I pulled my car into a Westerville driveway that I frequented on a weekly basis in college. I was met at the door by a beautiful little girl, the spitting image of her mother, Bethany. I first met Bethany as a freshman at OSU. I volunteered at my church to help babysit at MOPS. Bethany was the child care coordinator. She was a stay at home mom to two little boys and everything I wanted to be one day. In a moment where I literally thought the words were going to burst out of my chest if I didn't ask, I asked her to disciple me. She said yes and we both started crying because she said she was dying to ask me if she could disciple me. She was a rock for me in the craziness of college, when your head, your heart and your dreams for the future are going every single direction.
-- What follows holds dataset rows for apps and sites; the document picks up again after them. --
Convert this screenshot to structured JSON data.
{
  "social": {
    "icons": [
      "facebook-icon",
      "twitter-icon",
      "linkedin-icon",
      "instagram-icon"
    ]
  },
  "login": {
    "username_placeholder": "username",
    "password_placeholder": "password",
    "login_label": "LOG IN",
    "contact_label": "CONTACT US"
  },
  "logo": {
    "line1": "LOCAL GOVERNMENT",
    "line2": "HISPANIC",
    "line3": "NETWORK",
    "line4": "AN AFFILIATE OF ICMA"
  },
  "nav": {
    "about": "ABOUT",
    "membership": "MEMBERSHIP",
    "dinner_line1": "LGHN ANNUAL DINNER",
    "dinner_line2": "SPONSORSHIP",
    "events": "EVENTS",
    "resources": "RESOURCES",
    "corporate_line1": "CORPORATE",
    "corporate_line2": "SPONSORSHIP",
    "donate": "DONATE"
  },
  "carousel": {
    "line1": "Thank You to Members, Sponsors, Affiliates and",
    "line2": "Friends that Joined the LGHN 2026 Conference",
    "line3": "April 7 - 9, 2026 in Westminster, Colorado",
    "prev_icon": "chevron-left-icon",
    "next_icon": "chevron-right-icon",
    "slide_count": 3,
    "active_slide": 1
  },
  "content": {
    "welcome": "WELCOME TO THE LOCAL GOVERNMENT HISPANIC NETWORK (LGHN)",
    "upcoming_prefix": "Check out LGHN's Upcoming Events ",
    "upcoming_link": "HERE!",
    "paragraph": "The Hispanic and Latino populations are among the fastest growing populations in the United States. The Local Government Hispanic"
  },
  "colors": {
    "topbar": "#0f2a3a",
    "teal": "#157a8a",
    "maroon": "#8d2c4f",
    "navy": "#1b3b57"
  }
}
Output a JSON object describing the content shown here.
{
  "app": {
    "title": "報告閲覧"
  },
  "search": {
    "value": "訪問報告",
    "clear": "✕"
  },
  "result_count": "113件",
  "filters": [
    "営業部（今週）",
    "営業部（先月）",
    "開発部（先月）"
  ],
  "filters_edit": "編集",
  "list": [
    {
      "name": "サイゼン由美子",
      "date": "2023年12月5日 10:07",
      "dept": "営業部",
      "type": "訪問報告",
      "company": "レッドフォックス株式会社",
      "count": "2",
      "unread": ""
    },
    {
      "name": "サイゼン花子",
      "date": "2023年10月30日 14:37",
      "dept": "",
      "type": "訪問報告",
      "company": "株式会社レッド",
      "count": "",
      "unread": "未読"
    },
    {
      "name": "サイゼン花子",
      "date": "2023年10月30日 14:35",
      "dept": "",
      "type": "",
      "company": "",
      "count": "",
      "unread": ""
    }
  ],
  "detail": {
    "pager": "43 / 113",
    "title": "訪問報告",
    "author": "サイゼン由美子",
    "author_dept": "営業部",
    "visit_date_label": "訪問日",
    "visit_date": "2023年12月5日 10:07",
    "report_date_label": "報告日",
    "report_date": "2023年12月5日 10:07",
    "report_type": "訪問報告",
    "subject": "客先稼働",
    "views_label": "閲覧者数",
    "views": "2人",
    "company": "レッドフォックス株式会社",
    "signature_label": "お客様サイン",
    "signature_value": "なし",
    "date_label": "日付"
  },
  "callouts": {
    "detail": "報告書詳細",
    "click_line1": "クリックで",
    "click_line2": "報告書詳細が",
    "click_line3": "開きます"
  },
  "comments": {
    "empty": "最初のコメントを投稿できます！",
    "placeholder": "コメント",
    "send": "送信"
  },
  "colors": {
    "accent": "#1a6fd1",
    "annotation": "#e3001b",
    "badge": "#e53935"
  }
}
She is gifted with visions from God. I know, I know. I'm very skeptical about such things as well, but hers is authentic and she doesn't throw it around all the time. This first vision she had for me was the week before George asked me out. She "saw" that God had placed a man in my life that I would form a great relationship with. Now, for most girls this would be a joke, but for someone who had never had a serious boyfriend and almost never got asked out of dates, this was big. Her second vision for me was on friday. I would really like to share it with you, but it really is too precious to me so I want to keep that to myself. What I can say, is that it makes my suffering worthwhile and it gives me such hope and encouragement for the future. To quote the great theologian, Timbuk 3, "my future's so bright, I gotta wear shades." Again, I love you, too, Lord.

On to Athens, where my good friend, Heather was willing to leave work early and drive an hour just to have lunch with me. My friendship with Heather is funny because we met on MySpace. Before you start imagining what THAT looked like, we had a mutual friend and we would ended up talking to each other on her page. Eventually we "friended' each other and that was that. I believe this was our third time seeing each other in person, but everything conversation with her is a blessing. She is very down to earth, whereas I either have my head in the clouds, or buried under six feet of dirt. She is funny, intelligent, incredibly caring, and an avid reader,  and we always have stuff to talk about. I saw something very valiant in Heather last year, when she had a difficult choice to make. Remember the mutual friend that introduced us? Well, we are no longer friends and it was very very contentious. There were several people that cut off their friendship with me as a result. They "took sides" the way we do in middle school. There were two women who chose not to, even though they knew all that happened, and actually were closer to my former friend. At the loneliest time of my life, Heather, and this one other woman, chose to believe I was still a worthwhile person to converse with. They chose to think the best of me instead of the worst. They had the courage to risk a friend's disappointment rather than heaping more coals on top of the already large fire that was burning on my back. Since then, Heather and I have a closer friendship and I absolutely cherished our fun lunch together! I love you, too, Lord.

Of course, there have also been friends who have always been there for me during my times of need. The ones who took buses visit me at OSU before I had any friends. The ones who helped me through high school when boys rejected me or I lost my position on the varsity soccer team. The ones who stood by me at my wedding and still uphold their promise to George and I  to encourage us in our marriage, to pray for our marriage, and to be there for us in our times of need. These were the girls I met at a cabin in Hocking Hills this weekend. Of course, some of them weren't able to make it and we missed them dearly. But Katie, Jessica, Jen, Melissa, and Marika, and I had a great time. We literally talked for hours and hours. There wasn't a single topic we didn't cover. Funny things. Serious things. Sad things. Happy  things. Weird things, or should I say, weird security guards and weird movies ("You may say I'm a dreamer, but I'm not.") I love you, too, Lord.

Sunday afternoon, I drove back home to my lovely, not-so-little family, who greeted me with a clean home, big smiles, squeeze hard hugs, and wagging tails.  I love you, too, Lord.